DALLAS — Danny Danon, Israel’s ambassador to the United Nations, spoke with optimism about his job when he met with 70 local supporters/investors of Israel Bonds last week. “We are winning at the U.N.,” Danon said. It’s a little surprising, considering how the agency has developed a reputation as being anti-Israel. In the past year, Danon said, the U.N. passed 22 resolutions against Israel, compared to one against Iran and one against Syria.
A trip to Israel is expected to be transformative for any Jew. For a group of 28 men from the Dallas area, a Jewish Women’s Renaissance Project MoMENtum trip in October delivered far more than just the wonders of visiting the Jewish state. Kevin Pailet’s wife, Mahra, is on the JWRP board and convinced him to go. It wasn’t an easy sell. Kevin is on AIPAC’s national board and had been to Israel many times before, primarily on business or organizational trips.
Since PlayerUnknown’s Battlegrounds (PUBG) launched on Xbox One through the Xbox Game Preview program, it’s been awesome to see the excitement and passion on display from the Xbox community. Whether you’re streaming in the HypeZone on Mixer or battling for a chicken dinner with your squad, players on Xbox are helping build and improve the game on console.
Muck Rack makes it simple to find people, tweets, or articles that mention any name, keyword, company, hashtag etc.
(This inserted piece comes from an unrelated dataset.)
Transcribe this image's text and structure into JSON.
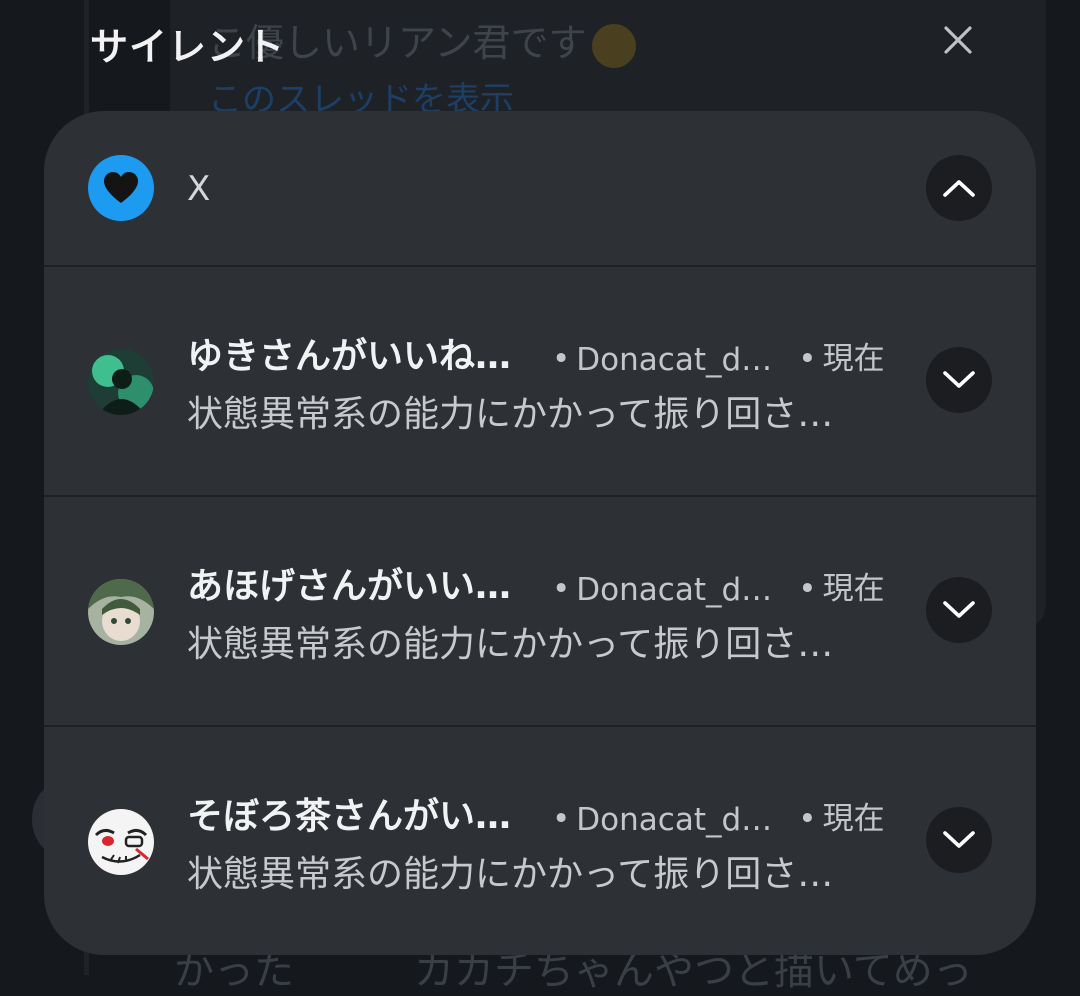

We've compiled this guide to help you make the most of your search.
Selecting a term
Start searching tweets, articles from media outlets, articles mentioned in tweets, journalists'
names, titles and bios with some suggested searches:
Companies or Topics (e.g. iPhone, Microsoft)
Phrases (e.g. "cloud computing") — use quotes to keep the terms together
Twitter handles (e.g. @username) — returns those who have mentioned or replied to
Names (e.g. "David Pogue")
Hashtags (e.g. #sxsw, #london2012)
Bio details (e.g. vegan, Olympics, father)
Muck Rack's Advanced Search allows for many boolean operators.
Find results that mention multiple specified terms, use AND or
+. For example, ensure each result contains both Elon Musk and Mark Zuckerberg by
searching Musk AND Zuckerberg or Musk + Zuckerberg.
Use the operators OR or , to broaden your search when you'd like either of
multiple terms to appear in results. (This is the default behavior of our search when no operators
are used). For example, results will contain either cake or cookie by searching cake OR cookie or cake,cookie
Use NOT or - to subtract results from your search. For
example, searching Disney will yield results about the Walt Disney Company as well as Walt Disney
World Resort. To exclude mentions of Disney World, search for Disney -World or Disney
When using one of these operators with a phrase, enclose it in quotation marks. For example, you can
find results about smartphones excluding Apple's iPhone 4S by searching smartphone -"iPhone
Exact case matching or punctuation
If you're searching for a brand name or keyword that relies on specific punctuation marks or capitalization, you can
find results that match your exact query by adding matchcase: before the keyword you're searching for, like matchcase:E*TRADE .
Use parentheses to separate multiple
boolean phrases. For example, to find journalists talking about having fun in Disney World or
Disneyland, search for ("disney world" OR disneyland) AND fun.
An asterisk can be used to search for any variation of a root word truncated by the asterisk. For example, searching for admin* will return results for administrator, administration, administer, administered, etc.
A near operator is an AND operator where you can control the distance between the words. You can vary the distance the near operation uses by adding a forward slash and number (between 0-99) such as strawberries NEAR/10 "whipped cream", which means the strawberries must exist within 10 words of "whipped cream".